The atmosphere is realistic in Sansar.

Above: The atmosphere is realistic in Sansar.

Image Credit: Linden Lab

“I suspect a lot of creators will build things in PC mode and switch to building other things in VR mode,” Laurin said. “I find it surprisingly fun to grab big objects above me and move them around.”

I moved to a place dubbed Origin Cinema, a big amphitheater with a stage. I could listen to music on the stage. The sound felt like it was coming from three dimensions. I also went to a circular platform where I could watch 360-degree films, and I walked along the sides of a virtual Golden Gate Bridge.

I went inside the burial tombs of ancient Egyptians, where I was able to play with the same virtual balls.
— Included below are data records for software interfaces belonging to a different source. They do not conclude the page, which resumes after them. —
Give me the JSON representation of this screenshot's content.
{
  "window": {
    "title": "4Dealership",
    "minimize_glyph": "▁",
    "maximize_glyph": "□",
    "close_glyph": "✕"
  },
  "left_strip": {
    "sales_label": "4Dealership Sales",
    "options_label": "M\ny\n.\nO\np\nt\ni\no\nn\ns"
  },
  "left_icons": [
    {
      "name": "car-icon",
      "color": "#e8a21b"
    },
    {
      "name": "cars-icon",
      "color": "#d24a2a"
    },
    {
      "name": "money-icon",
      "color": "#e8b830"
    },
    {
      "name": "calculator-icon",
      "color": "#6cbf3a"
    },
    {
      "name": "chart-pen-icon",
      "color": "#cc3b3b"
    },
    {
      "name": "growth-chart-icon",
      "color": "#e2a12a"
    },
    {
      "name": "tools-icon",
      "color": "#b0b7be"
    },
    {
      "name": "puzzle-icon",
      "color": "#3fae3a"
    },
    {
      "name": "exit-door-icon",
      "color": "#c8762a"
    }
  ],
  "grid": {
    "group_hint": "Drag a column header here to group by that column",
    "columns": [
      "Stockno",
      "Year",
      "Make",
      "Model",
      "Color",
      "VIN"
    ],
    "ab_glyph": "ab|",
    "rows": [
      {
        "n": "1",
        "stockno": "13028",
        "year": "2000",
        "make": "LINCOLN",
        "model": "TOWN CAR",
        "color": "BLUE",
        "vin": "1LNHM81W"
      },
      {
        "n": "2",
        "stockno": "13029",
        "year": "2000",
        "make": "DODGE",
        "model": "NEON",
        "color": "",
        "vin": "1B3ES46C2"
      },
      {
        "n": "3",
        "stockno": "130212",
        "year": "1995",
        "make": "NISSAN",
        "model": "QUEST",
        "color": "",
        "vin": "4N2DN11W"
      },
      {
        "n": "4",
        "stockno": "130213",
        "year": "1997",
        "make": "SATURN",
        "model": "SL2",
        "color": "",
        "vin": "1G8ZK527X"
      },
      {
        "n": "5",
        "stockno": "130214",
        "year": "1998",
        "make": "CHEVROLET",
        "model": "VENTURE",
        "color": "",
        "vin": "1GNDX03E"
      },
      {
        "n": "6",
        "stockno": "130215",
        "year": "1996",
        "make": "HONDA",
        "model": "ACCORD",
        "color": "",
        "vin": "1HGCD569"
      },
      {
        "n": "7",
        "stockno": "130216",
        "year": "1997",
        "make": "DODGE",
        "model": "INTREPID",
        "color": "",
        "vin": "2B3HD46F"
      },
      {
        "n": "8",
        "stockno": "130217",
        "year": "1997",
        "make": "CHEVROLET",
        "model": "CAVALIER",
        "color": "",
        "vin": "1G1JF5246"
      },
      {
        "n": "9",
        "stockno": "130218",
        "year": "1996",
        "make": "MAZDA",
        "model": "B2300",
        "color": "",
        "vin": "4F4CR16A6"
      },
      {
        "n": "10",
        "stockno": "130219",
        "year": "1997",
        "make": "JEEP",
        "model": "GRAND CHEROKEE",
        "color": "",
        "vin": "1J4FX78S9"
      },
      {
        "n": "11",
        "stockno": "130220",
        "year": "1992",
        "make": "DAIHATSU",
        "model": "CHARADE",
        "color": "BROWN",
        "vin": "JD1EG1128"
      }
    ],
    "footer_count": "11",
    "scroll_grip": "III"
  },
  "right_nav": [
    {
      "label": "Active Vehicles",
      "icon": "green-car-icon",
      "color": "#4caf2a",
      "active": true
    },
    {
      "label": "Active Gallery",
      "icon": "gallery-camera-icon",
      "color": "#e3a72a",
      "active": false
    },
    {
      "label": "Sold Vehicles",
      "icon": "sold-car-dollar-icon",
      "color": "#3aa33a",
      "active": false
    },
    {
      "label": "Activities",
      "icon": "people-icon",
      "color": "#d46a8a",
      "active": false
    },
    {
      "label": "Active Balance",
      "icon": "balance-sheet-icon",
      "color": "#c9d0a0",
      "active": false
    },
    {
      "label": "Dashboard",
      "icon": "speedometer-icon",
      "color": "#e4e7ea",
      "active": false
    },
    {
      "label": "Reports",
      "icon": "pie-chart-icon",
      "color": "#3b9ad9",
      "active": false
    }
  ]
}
The Egyptians seemed fairly short, as I was bumping my virtual head on the ceiling as I explored the tombs. I also went into another virtual space, Hunterkiller, where the creators had built a life-size model of a spaceship from The Terminator.

This is a long way from Linden Lab’s origins. The company started in 1999, and it triggered huge interest in virtual worlds. After a big shakeout, Linden Lab’s Second Life was one of the survivors. But its technology looks a bit backward today, and Sansar is an attempt to return to the high ground of entertaining virtual experiences.

Sansar will have exploration, socializing, and other experiences made possible through expressive avatars, using text, and voice chat. And it will make it easy and fun for people to create their own social VR experiences, eliminating the need to find a professional developer to build such an experience today.

Project Sansar's cool 3D imagery.

Above: Sansar’s cool 3D imagery.

Image Credit: Linden Lab

Linden Lab said users won’t have to worry about issues like hosting and distribution, multiuser access and communication systems, virtual currency, and regulatory compliance. Sansar will do for VR what WordPress enabled for bloggers on the Web. Interest could come from groups in gaming and entertainment, education, architecture, art, community-building, business, healthcare, training, and more.

Right now, Linden Lab has invited a number of Sansar creators to come into the platform and begin imagining fun virtual spaces within it. Those spaces will be open for everybody to visit when the world goes live in 2017, and the assets will also be available for people to purchase and use in their own VR spaces.

Sansar will have competition from Philip Rosedale, the original founder of Linden Lab, with his High Fidelity VR collaboration experience. Facebook has also been showing its own social VR space for the Oculus Rift, but there’s no indication yet that Facebook is preparing to ship something like that anytime soon.

“We believe Sansar is going to pave its own path,” Altberg said. “It will run side by side with Second Life, and it is still going very strong. Last year, users redeemed $60 million. Users will choose which way they want to go.”

Altberg said that the economy of Sansar will be similar to Second Life’s, but Altberg wants it to be far more accessible.

I enjoyed my brief tour of the spaces in Sansar. It was fun having a conversation under a big spaceship, talking with Laurin, who was sharing the same space in his own avatar. The spaces are a bit of a ghost town now, but when Sansar is fully populated with people, it’s going to feel a lot like the Metaverse, the cyberspace world envisioned in Neal Stephenson’s 1992 novel Snow Crash.

“That’s a small sampling of what users can create and share,” Altberg said.